Yeah. I wish it wasn't, but it is. And I wish that because I suck at art, so I have to pay people to do covers, and I maybe resent the money a little, but the end result is always worth it. The cover is a story—it's part of the story. It needs to set the tone and the mood. I know I judge books heavily on their covers—even when just downloading a sample to my Kindle—so I have to remind myself that other people probably do as well.
Do you connect with your readers? Do you mind having a chat with them or you prefer to express yourself through your writing?
I did in the world of tech writing. Not so much in fiction, although I wish I could. I'd actually love to, I just don't think I know how. I'm an introvert, so chatting with people consumes a lot of energy, but I think it's a good use of that energy. You learn so much just by talking to other people. It can be so inspiring, so grounding.
How do you feel when people appreciate your work or recognize you in public?

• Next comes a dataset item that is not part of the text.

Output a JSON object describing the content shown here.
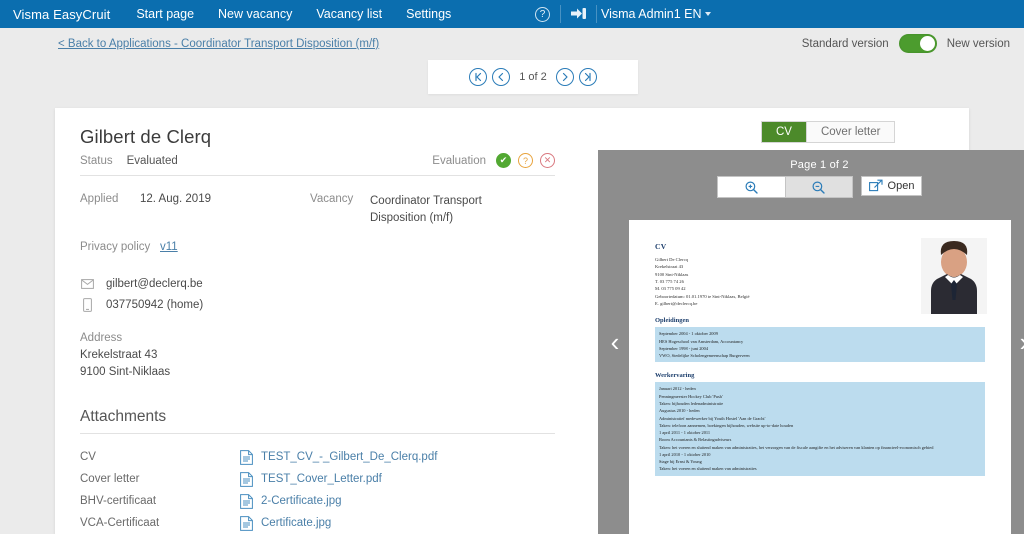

Over the moon, of course! It's something that makes me feel... useful, I guess. I mean, we all want to be seen for who we are, and we all want to be appreciated at some level for that. When people take the time to do that, to spend the energy to do that, it's just the biggest compliment in the world.
Who is your favorite author? Why?
Anne McCaffrey, hands-down. Pern is one of my favorite worlds. "The White Dragon" is easily, easily one of my all-time favorite books, one I get genuinely emotional about. And if I could pick a second, it's Mercedes Lackey and especially her "Last Herald-Mage" series. There was a time when I very much wanted to be Vanyel, in a lot of ways. That series was incredibly validating and... comforting, I guess.
What’s the dream? Whom would you like to be as big as?
Will Wight. If I could have his reach and audience and success, it'd be bigger than being Stephen King. I love his Cradle series, and I wish I could be him when I grow up. Chris Tulbane is another. Glenn Stewart probably another. Just amazing writers with great worlds and fantastic stories that have clearly connected with an audience. I want to make an audience that happy.